The Catholic Church has always had married priests, a practice its Eastern communities have never broken. And there were even married bishops for many centuries.
A number of popes (beginning with St. Peter!) were legitimately married, too, right up to the end of the first millennium.
One of the most notable was Hadrian II (867-872) whose wife and daughter continued to live with him in the Lateran Palace after he was elected Bishop of Rome.
The restoration of married presbyters — and eventually married bishops — is only a matter of time. And the admission of women to holy orders will one day follow.
A shallow and unimpressive pool of celibate male candidates

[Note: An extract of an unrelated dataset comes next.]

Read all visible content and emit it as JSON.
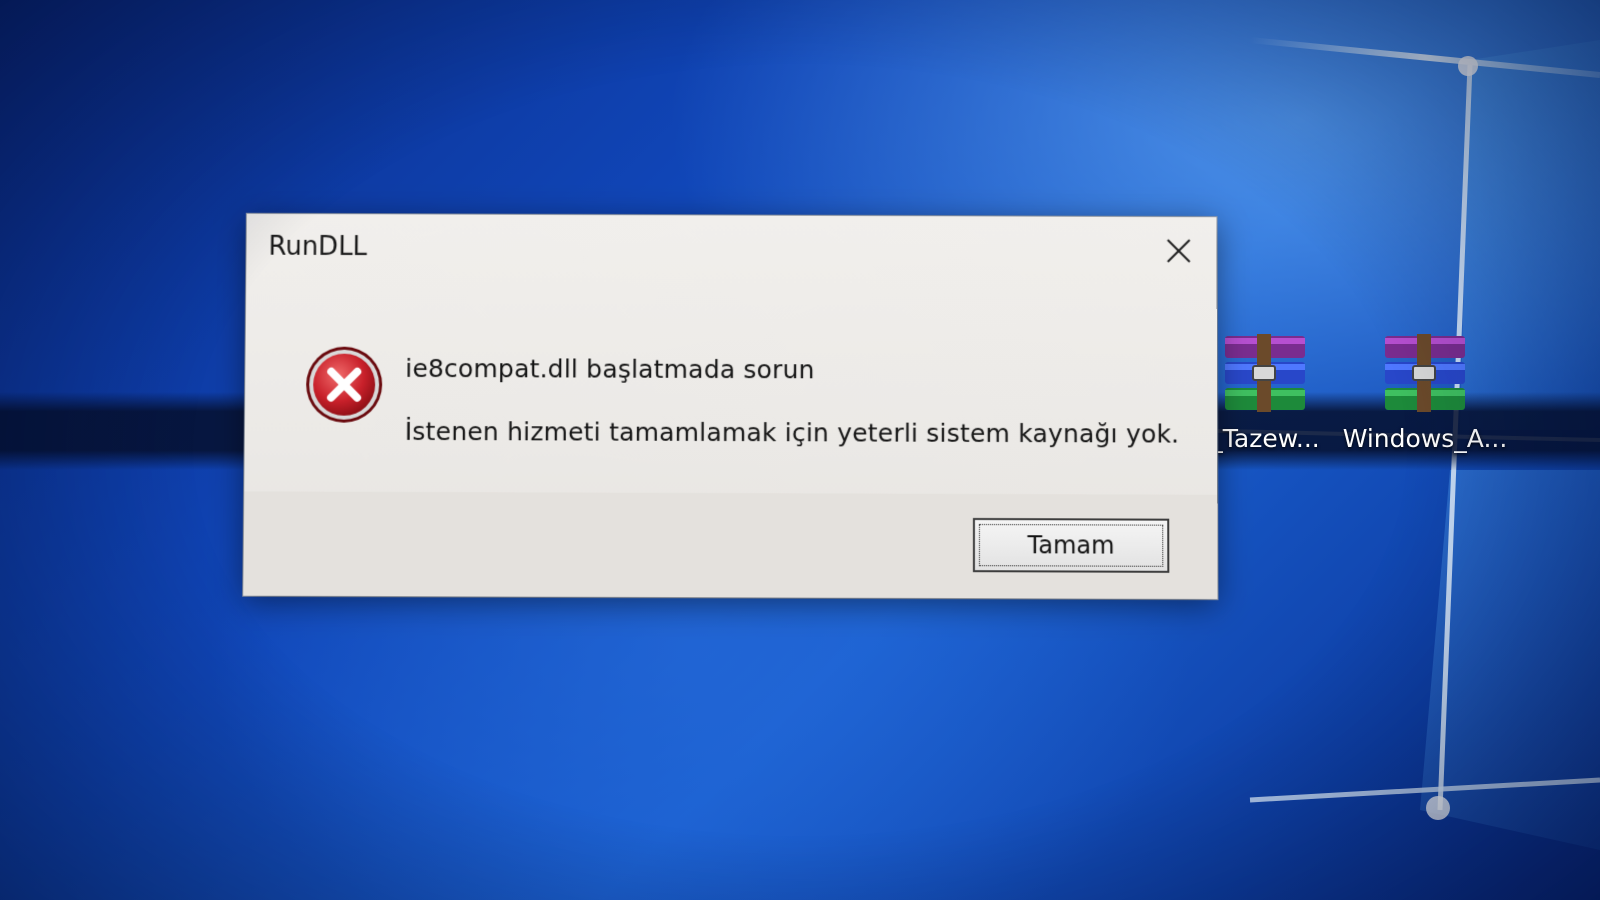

In fact, it is in the area of Church governance and ministry where the Church’s implosion is most glaring.
The all-male, celibate episcopate has refused to seriously address the steady and alarming decline in vocations to the presbyterate. Instead, the bishops have resorted to ordaining any man who promises to be obedient to Church authority and observe celibacy.
Thus, they have drastically lowered the standards of intellectual, psychological and personal acumen among eligible candidates.
This has led to one disaster after another. And one of the more catastrophic consequences has been that this has provided an even shallower pool of talent from which to select men for the office of bishop (overseer). No wonder Pope Francis refuses to allow bishops like Cardinal Reinhard Marx to resign and why many dioceses around the world are currently without a bishop or are being led by someone past the age of retirement.
Who are suitable to replace them? Indeed, the theological and pastoral qualities of many of the bishops currently in office are embarrassingly thin. This week’s online plenary assembly of the US Conference of Catholic Bishops was an extremely disconcerting display of mediocrity. That’s about the most charitable way of stating it.
“In this rapidly changing world, take God on the journey”
Simply put, the entire enterprise is falling apart. As it must.
The world is changing today at a more rapid pace than at any other time in human history. Women are quickly becoming equal partners with men in almost all professions and in an increasing number of countries.
This will force the Church to re-evaluate its sexist and misogynist structures and “teachings”, if only to prevent it from becoming a tiny, all-male sect.
Then there is the digital revolution (which allowed the US bishops to “meet” electronically), which is also hastening moves towards gender equality and other still unforeseen developments in society.
This has only just begun and will continue to shape the way we interact with each other and ushers in societal changes that no one can predict. Impressively, the pope seems to understand — or at least intuit — this better than most men in positions of authority in the Church.
And his aim appears to be to help Catholics, indeed all Christians, navigate this ongoing colossal transition with great spiritual/religious agility.
His insistence that the Church focus primarily on preaching and living the kerygma — that basic creed that Christ is Risen — is as if he is saying: “No one knows where all this change is heading but let us make sure we take God on the journey.”
Other Church leaders are, instead, worrying about propping up the same old, crumbling structures. If the whole is greater than its parts, the Church will not splinter any further if one section of it should decide to revive the ancient tradition of married priests – or to ordain women deacons or find other pastoral/doctrinal solutions to particular problems.
The most important issue is that these “creative” solutions, as the pope likes to call them, do not stray from the kerygma – the essential kernel of the Christian faith.
And that will be the place where the rebuilding begins once the current edifice of the Church eventually collapses… as, surely, one day it will.